Recovering Endangered and Threatened Species

Our goal under the Endangered Species Act (ESA) is to conserve plants and animals listed as endangered or threatened, as well as the ecosystems upon which they depend. We also work to improve the status of those species to the point that protection under the Act is no longer necessary. This process is what we call recovery.

Recovering any species is a challenge that takes time. In some cases we, are attempting to combat population declines more than 200 years in the making.

Achieving recovery for threatened and endangered species requires cooperative conservation efforts. The collaborative efforts of the U.S. Fish and Wildlife Service and our many partners, including states, Tribes, not-for-profit organizations, universities, researchers, private individuals, and other Federal agencies, are critical to the recovery of listed species.

Two fluffy wood stork chicks in a nest at the top of a tree

Two wood stork chicks at Harris Neck National Wildlife Refuge in Georgia. Photo by Mary Ellen Urbanski

How We Recover Species

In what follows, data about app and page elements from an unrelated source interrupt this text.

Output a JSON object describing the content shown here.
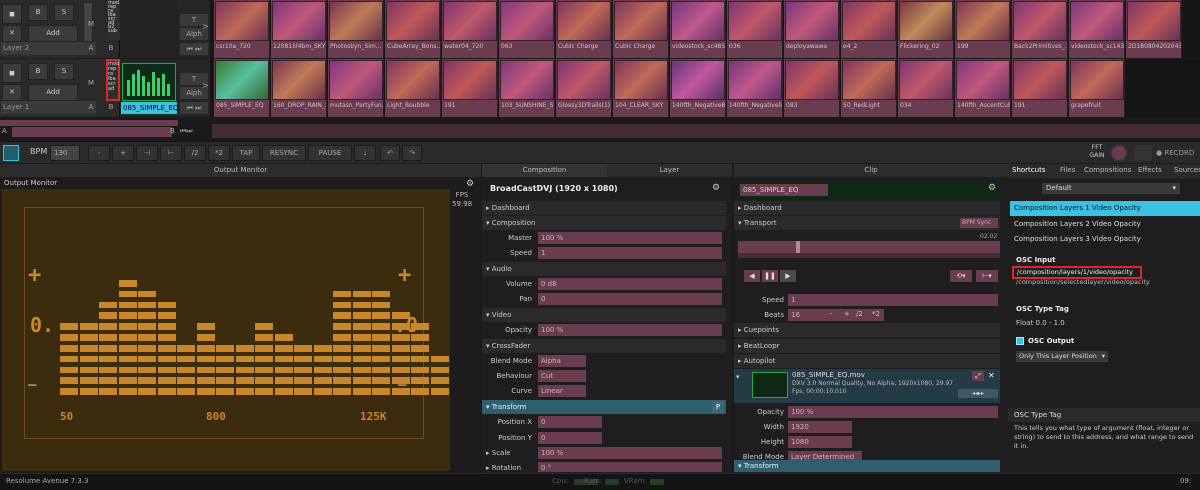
{
  "layers": [
    {
      "name": "Layer 2",
      "btn_b": "B",
      "btn_s": "S",
      "add": "Add",
      "ab_a": "A",
      "ab_b": "B",
      "m_btn": "M",
      "t_btn": "T",
      "alph": "Alph"
    },
    {
      "name": "Layer 1",
      "btn_b": "B",
      "btn_s": "S",
      "add": "Add",
      "ab_a": "A",
      "ab_b": "B",
      "m_btn": "M",
      "t_btn": "T",
      "alph": "Alph"
    }
  ],
  "layer2_popup": [
    "mod",
    "rep",
    "ra",
    "lba",
    "scr",
    "ad",
    "b2",
    "sub",
    "m",
    "mul"
  ],
  "layer1_popup": [
    "mod",
    "rep",
    "ra",
    "lba",
    "scr",
    "ad"
  ],
  "layer2_clips": [
    "csr10a_720",
    "120815l4bm_SKY",
    "Photosbyn_Sim...",
    "CubeArray_Bons...",
    "water04_720",
    "063",
    "Cubic Charge",
    "Cubic Charge",
    "videostock_sc4858",
    "036",
    "deployawawa",
    "e4_2",
    "Flickering_02",
    "199",
    "Back2Primitives_...",
    "videostock_sc1435...",
    "2D180804202043..."
  ],
  "layer1_clips": [
    "085_SIMPLE_EQ",
    "160_DROP_RAIN_2",
    "mutasn_PartyFun...",
    "Light_Boubble",
    "191",
    "103_SUNSHINE_SKY",
    "Glossy3DTrails(1)",
    "104_CLEAR_SKY",
    "140fth_NegativeB...",
    "140fth_Negativeli...",
    "083",
    "50_RedLight",
    "034",
    "140fth_AscentCube",
    "191",
    "grapefruit"
  ],
  "selected_clip": "085_SIMPLE_EQ",
  "column_row": {
    "a": "A",
    "b": "B"
  },
  "transport": {
    "bpm_label": "BPM",
    "bpm_value": "130",
    "minus": "-",
    "plus": "+",
    "half": "/2",
    "double": "*2",
    "tap": "TAP",
    "resync": "RESYNC",
    "pause": "PAUSE",
    "fft": "FFT GAIN",
    "record": "RECORD"
  },
  "output_monitor": {
    "title": "Output Monitor",
    "label": "Output Monitor",
    "fps_label": "FPS",
    "fps_value": "59.98",
    "eq_left_value": "0.",
    "eq_right_value": ".0",
    "plus_glyph": "+",
    "minus_glyph": "—",
    "freq_labels": [
      "50",
      "800",
      "125K"
    ],
    "levels": [
      0.55,
      0.55,
      0.75,
      0.95,
      0.85,
      0.75,
      0.45,
      0.55,
      0.4,
      0.4,
      0.6,
      0.5,
      0.4,
      0.4,
      0.8,
      0.85,
      0.8,
      0.65,
      0.55,
      0.3
    ]
  },
  "composition_panel": {
    "tab": "Composition",
    "title": "BroadCastDVJ (1920 x 1080)",
    "dashboard": "Dashboard",
    "composition": "Composition",
    "master_label": "Master",
    "master_value": "100 %",
    "speed_label": "Speed",
    "speed_value": "1",
    "audio": "Audio",
    "volume_label": "Volume",
    "volume_value": "0 dB",
    "pan_label": "Pan",
    "pan_value": "0",
    "video": "Video",
    "opacity_label": "Opacity",
    "opacity_value": "100 %",
    "crossfader": "CrossFader",
    "blend_label": "Blend Mode",
    "blend_value": "Alpha",
    "behaviour_label": "Behaviour",
    "behaviour_value": "Cut",
    "curve_label": "Curve",
    "curve_value": "Linear",
    "transform": "Transform",
    "pos_x_label": "Position X",
    "pos_x_value": "0",
    "pos_y_label": "Position Y",
    "pos_y_value": "0",
    "scale_label": "Scale",
    "scale_value": "100 %",
    "rotation_label": "Rotation",
    "rotation_value": "0 °",
    "p_btn": "P"
  },
  "layer_tab": "Layer",
  "clip_panel": {
    "tab": "Clip",
    "clip_name": "085_SIMPLE_EQ",
    "dashboard": "Dashboard",
    "transport": "Transport",
    "bpm_sync": "BPM Sync",
    "time": "02.02",
    "speed_label": "Speed",
    "speed_value": "1",
    "beats_label": "Beats",
    "beats_value": "16",
    "cuepoints": "Cuepoints",
    "beatloopr": "BeatLoopr",
    "autopilot": "Autopilot",
    "file_name": "085_SIMPLE_EQ.mov",
    "file_info1": "DXV 3.0 Normal Quality, No Alpha, 1920x1080, 29.97",
    "file_info2": "Fps, 00:00:10.010",
    "opacity_label": "Opacity",
    "opacity_value": "100 %",
    "width_label": "Width",
    "width_value": "1920",
    "height_label": "Height",
    "height_value": "1080",
    "blend_label": "Blend Mode",
    "blend_value": "Layer Determined",
    "transform": "Transform"
  },
  "right_tabs": [
    "Shortcuts",
    "Files",
    "Compositions",
    "Effects",
    "Sources"
  ],
  "shortcuts": {
    "preset": "Default",
    "items": [
      "Composition Layers 1 Video Opacity",
      "Composition Layers 2 Video Opacity",
      "Composition Layers 3 Video Opacity"
    ],
    "osc_input_label": "OSC Input",
    "osc_input_value": "/composition/layers/1/video/opacity",
    "osc_input_value2": "/composition/selectedlayer/video/opacity",
    "osc_type_label": "OSC Type Tag",
    "osc_type_value": "Float 0.0 - 1.0",
    "osc_output_label": "OSC Output",
    "osc_output_value": "Only This Layer Position",
    "help_title": "OSC Type Tag",
    "help_text": "This tells you what type of argument (float, integer or string) to send to this address, and what range to send it in."
  },
  "status": {
    "app": "Resolume Avenue 7.3.3",
    "cpu": "Cpu:",
    "ram": "Ram:",
    "vram": "VRam:",
    "clock": "09:"
  },
  "colors": {
    "clip_pink": "#6a3c4f",
    "accent_cyan": "#3ec0e0",
    "eq_orange": "#c8882a",
    "highlight_red": "#e0262c"
  }
}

A listed species enters the world of recovery as soon as the final rule listing it under the ESA becomes effective. Many times the Service continues efforts with our partners that began before the species was under consideration for listing. The Southeast Region identifies a Field Office recovery lead for each listed species at the time of listing who can immediately move forward with recovery work. For example, recovery actions could include working with a state park to restore dunes; or with a national forest to remove exotic overcrowding vegetation, or with a university professor in propagation of a species.

In order to have a transparent path to achieve recovery, the Service develops recovery plans for listed species that outline the actions that need to be taken in order to move the species towards no longer requiring federal protection.

Many factors go into the development of a recovery plan, and the process is unique for each species. When developing plans, we take many things into consideration, including:

  • the types of factors that threaten the species;
  • the magnitude of those threats;
  • the degree to which the threats can reversed.

The biology of the species, the current number of individuals of the species, and their distributions, as well as many other factors, are critically important.

These plans outline the benchmarks we need to reach in order stabilize and improve the species’ status, ultimately allowing for removal of the species from the list of endangered and threatened species. Often recovery teams composed of species experts, both internal and external to the Service, work together to develop and implement recovery plans.

You can find the recovery plan for any protected species using our Environmental Conservation Online System (ECOS).

Two brown pelicans on a ground nest with their mouths slightly open

Pair of brown pelicans. Photo by Jackie Orsulak, USFWS.

Successfully Recovered Species

Downlistings

A bright green parrot with a green band on it's right foot

The endangered Puerto Rican parrot. Photo by Tom MacKenzie, USFWS.

Recovery Teams

Some species have entire teams of biologists dedicated to their recovery. Learn more about the species and their programs:

Contact Us

For more information about species recovery, please contact us.